» Exercise directions: Copy the data below exactly, omitting any picture it contains.

[Task input]

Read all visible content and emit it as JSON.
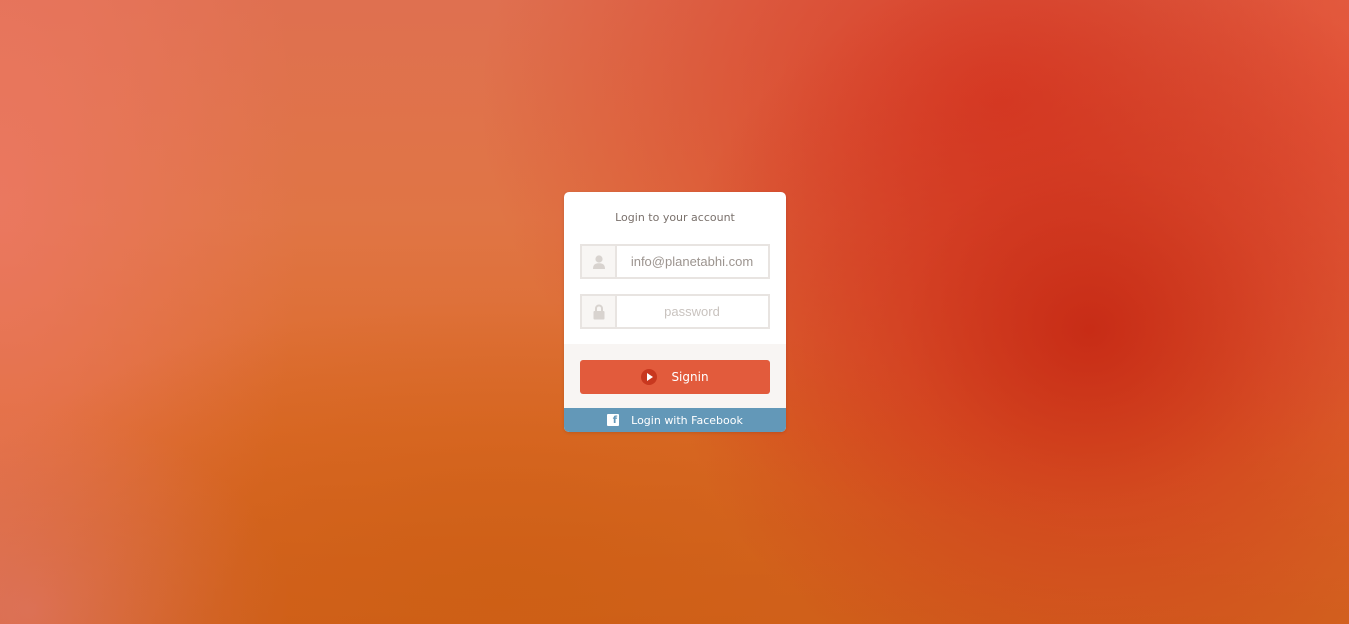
{
  "login": {
    "title": "Login to your account",
    "email": {
      "value": "",
      "placeholder": "info@planetabhi.com",
      "icon": "user-icon"
    },
    "password": {
      "value": "",
      "placeholder": "password",
      "icon": "lock-icon"
    },
    "signin_label": "Signin",
    "signin_icon": "play-icon",
    "facebook_label": "Login with Facebook",
    "facebook_icon": "facebook-icon",
    "facebook_icon_glyph": "f"
  },
  "colors": {
    "accent": "#e25b3c",
    "facebook": "#6398b8",
    "background": "#e07545"
  }
}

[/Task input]

» Answer:
Read all visible content and emit it as JSON.
{
  "login": {
    "title": "Login to your account",
    "email": {
      "value": "",
      "placeholder": "info@planetabhi.com",
      "icon": "user-icon"
    },
    "password": {
      "value": "",
      "placeholder": "password",
      "icon": "lock-icon"
    },
    "signin_label": "Signin",
    "signin_icon": "play-icon",
    "facebook_label": "Login with Facebook",
    "facebook_icon": "facebook-icon",
    "facebook_icon_glyph": "f"
  },
  "colors": {
    "accent": "#e25b3c",
    "facebook": "#6398b8",
    "background": "#e07545"
  }
}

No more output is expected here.